I'm wrapping up our summer issue; Part II of the post on Kut will be posted tomorrow with luck.
I previously posted on the odd alliance between Saddam's old number two, ‘Izzat Ibrahim al-Duri, the Naqshbandi Sufi order, and ISIS, which have few common interests other than all being Sunni.
Now Michael Knights at The New Republic tries to find something positive in this grotesque Hitler-Stalin Pact style Hobson's choice: "Saddam Hussein's Faithful Friend, the King of Clubs, Might Be the Key to Saving Iraq: Assuming, that is, the mysterious Izzat Ibrahim al-Douri is even still alive."
Eek! If Saddam's old henchman is the "key to saving Iraq" things are even worse than I feared. My previous allusion to the Hitler-Stalin Pact stands.
It reminds me of the old joke about the Pole who is asked, "if you're invaded by Germany and Russia at the same time, who do you fight first?" [Which actually happened in 1939.] To which the Pole responds, "Germany, of course. Business before pleasure."
It also reminds me of the story of the boy who was such an optimist that a psychiatrist introduced him to a room full of horse manure. The boy was overjoyed and started digging. When asked why he wasn't repulsed, he replied, "Isn't it obvious? With all this horseshit, there has to be a pony in here somewhere." It takes that level of optimism to find a silver lining in the return of a butcher like ‘Izzat Ibrahim, though the fact that ISIS' successes include allies with very different goals may undercut their prospects over time.

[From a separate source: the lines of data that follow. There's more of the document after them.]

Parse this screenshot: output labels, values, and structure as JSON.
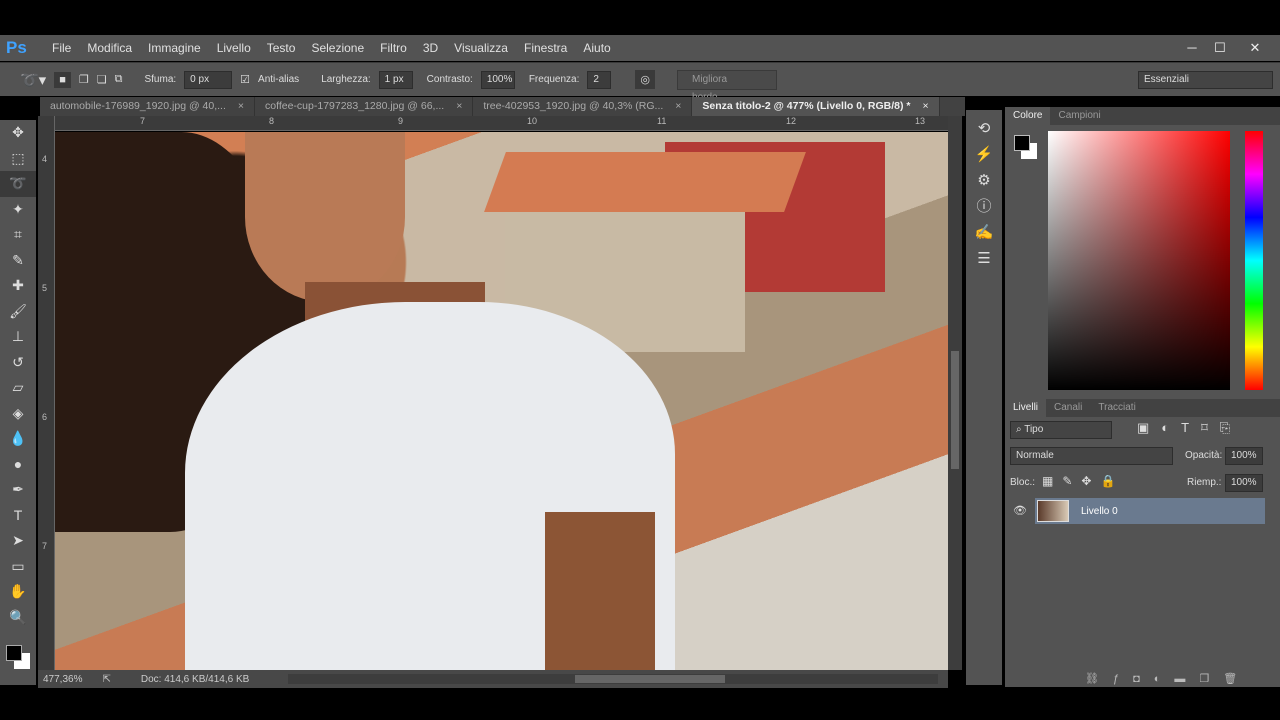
{
  "app": {
    "logo": "Ps",
    "menu": [
      "File",
      "Modifica",
      "Immagine",
      "Livello",
      "Testo",
      "Selezione",
      "Filtro",
      "3D",
      "Visualizza",
      "Finestra",
      "Aiuto"
    ],
    "window_controls": [
      "─",
      "☐",
      "✕"
    ]
  },
  "options": {
    "sfuma_label": "Sfuma:",
    "sfuma_value": "0 px",
    "antialias_label": "Anti-alias",
    "antialias_checked": true,
    "larghezza_label": "Larghezza:",
    "larghezza_value": "1 px",
    "contrasto_label": "Contrasto:",
    "contrasto_value": "100%",
    "frequenza_label": "Frequenza:",
    "frequenza_value": "2",
    "refine_button": "Migliora bordo...",
    "workspace": "Essenziali"
  },
  "tabs": [
    {
      "label": "automobile-176989_1920.jpg @ 40,..."
    },
    {
      "label": "coffee-cup-1797283_1280.jpg @ 66,..."
    },
    {
      "label": "tree-402953_1920.jpg @ 40,3% (RG..."
    },
    {
      "label": "Senza titolo-2 @ 477% (Livello 0, RGB/8) *",
      "active": true
    }
  ],
  "close_glyph": "×",
  "ruler": {
    "h": [
      "7",
      "8",
      "9",
      "10",
      "11",
      "12",
      "13"
    ],
    "v": [
      "4",
      "5",
      "6",
      "7"
    ]
  },
  "status": {
    "zoom": "477,36%",
    "doc": "Doc: 414,6 KB/414,6 KB"
  },
  "color_panel": {
    "tabs": [
      "Colore",
      "Campioni"
    ],
    "foreground": "#000000",
    "background": "#ffffff",
    "hue": "#ff0000"
  },
  "layers_panel": {
    "tabs": [
      "Livelli",
      "Canali",
      "Tracciati"
    ],
    "filter": "Tipo",
    "blend_mode": "Normale",
    "opacity_label": "Opacità:",
    "opacity": "100%",
    "lock_label": "Bloc.:",
    "fill_label": "Riemp.:",
    "fill": "100%",
    "layers": [
      {
        "name": "Livello 0",
        "visible": true
      }
    ]
  }
}
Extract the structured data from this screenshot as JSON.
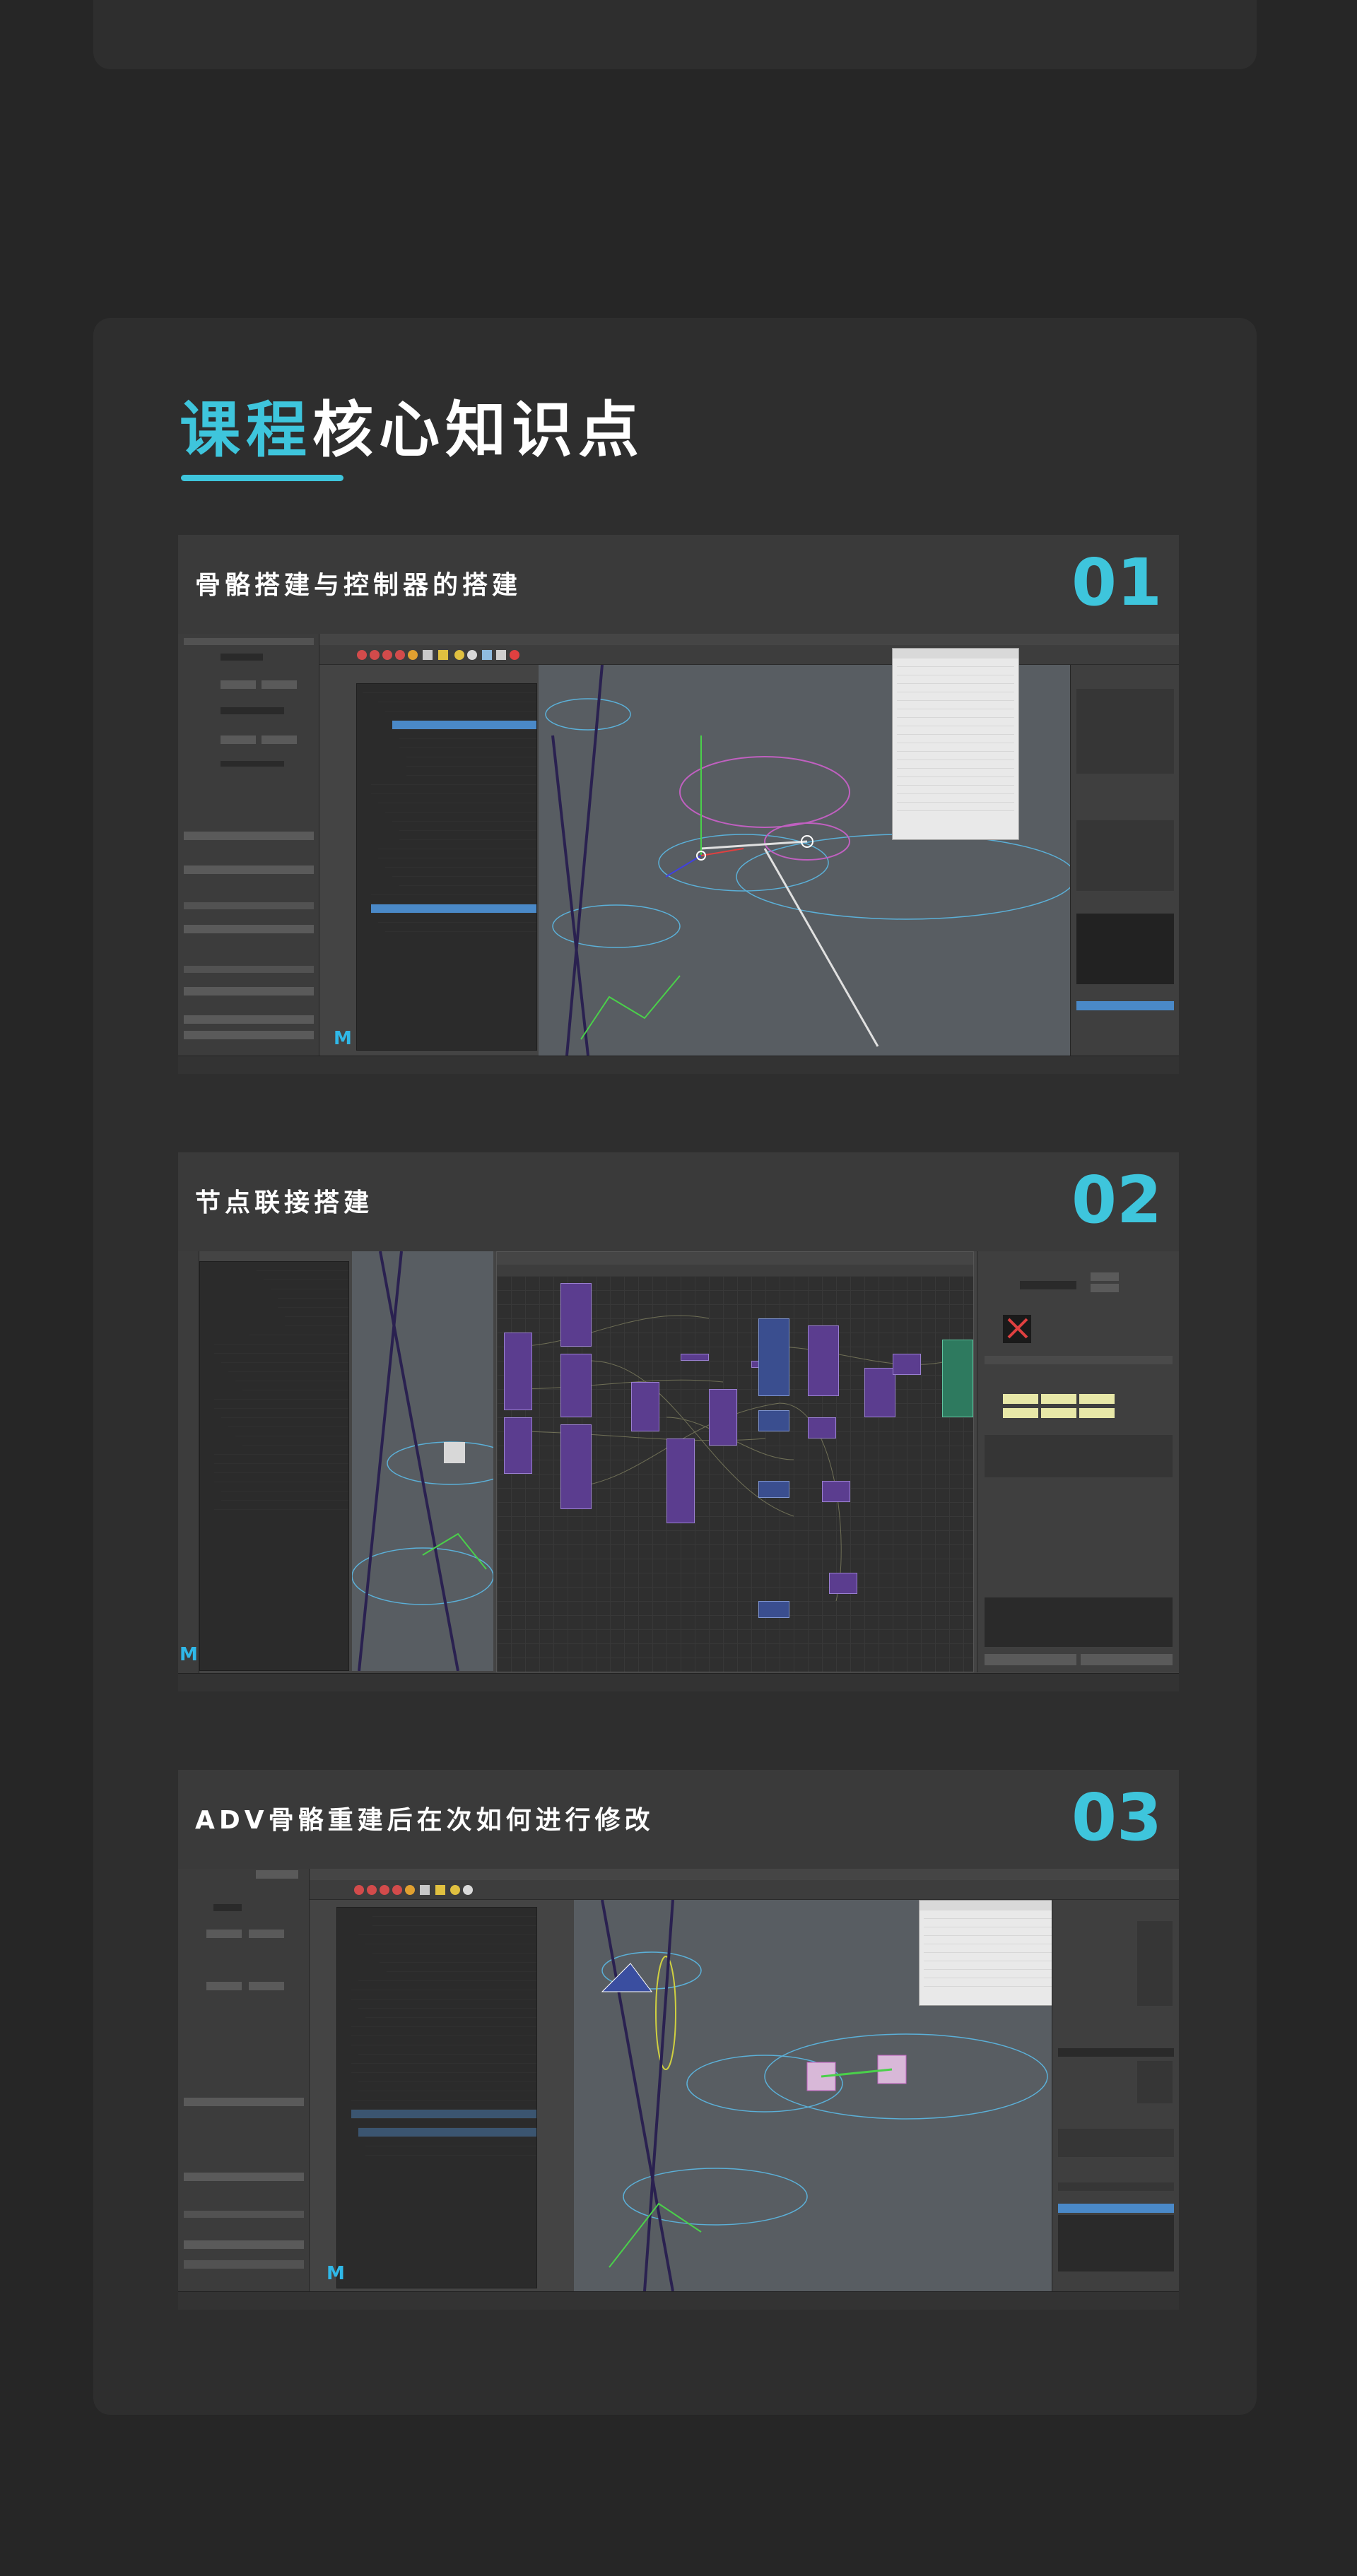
{
  "heading": {
    "accent": "课程",
    "rest": "核心知识点"
  },
  "sections": [
    {
      "title": "骨骼搭建与控制器的搭建",
      "number": "01"
    },
    {
      "title": "节点联接搭建",
      "number": "02"
    },
    {
      "title": "ADV骨骼重建后在次如何进行修改",
      "number": "03"
    }
  ],
  "colors": {
    "accent": "#3ec5dc",
    "background": "#262626",
    "card": "#2e2e2e",
    "node_purple": "#5b3d8f",
    "node_blue": "#3a4e8f"
  },
  "icons": [
    "maya-logo-icon"
  ]
}
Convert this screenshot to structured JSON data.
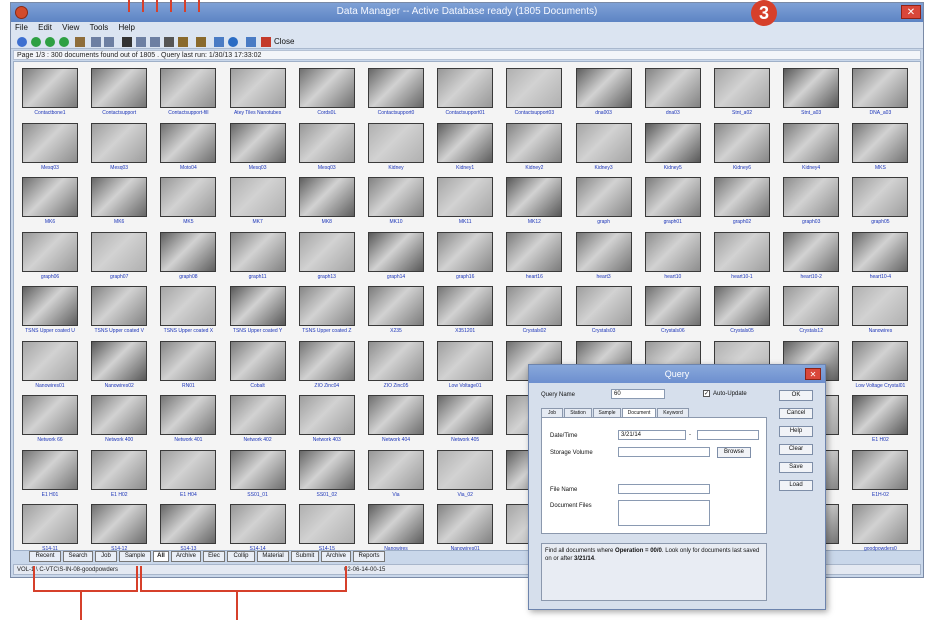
{
  "window": {
    "title": "Data Manager -- Active Database ready (1805 Documents)",
    "close_glyph": "✕"
  },
  "menu": [
    "File",
    "Edit",
    "View",
    "Tools",
    "Help"
  ],
  "toolbar": {
    "close_label": "Close"
  },
  "status_line": "Page 1/3 : 300 documents found out of 1805 . Query last run: 1/30/13 17:33:02",
  "callout_number": "3",
  "grid": {
    "thumb_colors": [
      "#7b7b7b",
      "#8d8d8d",
      "#6f6f6f",
      "#979797",
      "#5e5e5e",
      "#a5a5a5",
      "#868686",
      "#747474",
      "#9e9e9e",
      "#666666",
      "#b0b0b0",
      "#828282",
      "#585858"
    ],
    "thumbnails": [
      "Contactbone1",
      "Contactsupport",
      "Contactsupport-fill",
      "Atey Tiles Nanotubes",
      "Cords0L",
      "Contactsupport0",
      "Contactsupport01",
      "Contactsupport03",
      "dna003",
      "dna03",
      "Stnt_a02",
      "Stnt_a03",
      "DNA_a03",
      "Mesq03",
      "Mesq03",
      "Moto04",
      "Mesq03",
      "Mesq03",
      "Kidney",
      "Kidney1",
      "Kidney2",
      "Kidney3",
      "Kidney5",
      "Kidney6",
      "Kidney4",
      "MKS",
      "MK6",
      "MK6",
      "MK5",
      "MK7",
      "MK8",
      "MK10",
      "MK11",
      "MK12",
      "graph",
      "graph01",
      "graph02",
      "graph03",
      "graph05",
      "graph06",
      "graph07",
      "graph08",
      "graph11",
      "graph13",
      "graph14",
      "graph16",
      "heart16",
      "heart3",
      "heart10",
      "heart10-1",
      "heart10-2",
      "heart10-4",
      "TSNS Upper coated U",
      "TSNS Upper coated V",
      "TSNS Upper coated X",
      "TSNS Upper coated Y",
      "TSNS Upper coated Z",
      "X235",
      "X351201",
      "Crystals02",
      "Crystals03",
      "Crystals06",
      "Crystals05",
      "Crystals12",
      "Nanowires",
      "Nanowires01",
      "Nanowires02",
      "RN01",
      "Cobalt",
      "ZIO Zinc04",
      "ZIO Zinc05",
      "Low Voltage01",
      "Low",
      "",
      "",
      "",
      "",
      "Low Voltage Crystal01",
      "Network 66",
      "Network 400",
      "Network 401",
      "Network 402",
      "Network 403",
      "Network 404",
      "Network 405",
      "Net",
      "",
      "",
      "",
      "",
      "E1 H02",
      "E1 H01",
      "E1 H02",
      "E1 H04",
      "SS01_01",
      "SS01_02",
      "Via",
      "Via_02",
      "",
      "",
      "",
      "",
      "",
      "E1H-02",
      "S14-11",
      "S14-12",
      "S14-13",
      "S14-14",
      "S14-15",
      "Nanowires",
      "Nanowires01",
      "",
      "",
      "",
      "",
      "",
      "goodpowders0"
    ]
  },
  "bottom_tabs": [
    "Recent",
    "Search",
    "Job",
    "Sample",
    "All",
    "Archive",
    "Elec",
    "Collip",
    "Material",
    "Submit",
    "Archive",
    "Reports"
  ],
  "active_tab": "All",
  "bottom_status": {
    "left": "VOL-1 \\ C-VTC\\S-IN-08-goodpowders",
    "right": "02-06-14-00-15"
  },
  "query": {
    "title": "Query",
    "close_glyph": "✕",
    "name_label": "Query Name",
    "name_value": "60",
    "auto_update_label": "Auto-Update",
    "auto_update_checked": true,
    "check_mark": "✓",
    "tabs": [
      "Job",
      "Station",
      "Sample",
      "Document",
      "Keyword"
    ],
    "active_tab": "Document",
    "date_label": "Date/Time",
    "date_from": "3/21/14",
    "date_sep": "-",
    "date_to": "",
    "storage_label": "Storage Volume",
    "storage_value": "",
    "browse_label": "Browse",
    "file_name_label": "File Name",
    "file_name_value": "",
    "doc_files_label": "Document Files",
    "doc_files_value": "",
    "buttons": [
      "OK",
      "Cancel",
      "Help",
      "Clear",
      "Save",
      "Load"
    ],
    "description_pre": "Find all documents where ",
    "description_bold1": "Operation = 00/0",
    "description_mid": ". Look only for documents last saved on or after ",
    "description_bold2": "3/21/14",
    "description_post": "."
  }
}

Despite these doubts, Knights' article is worth your time.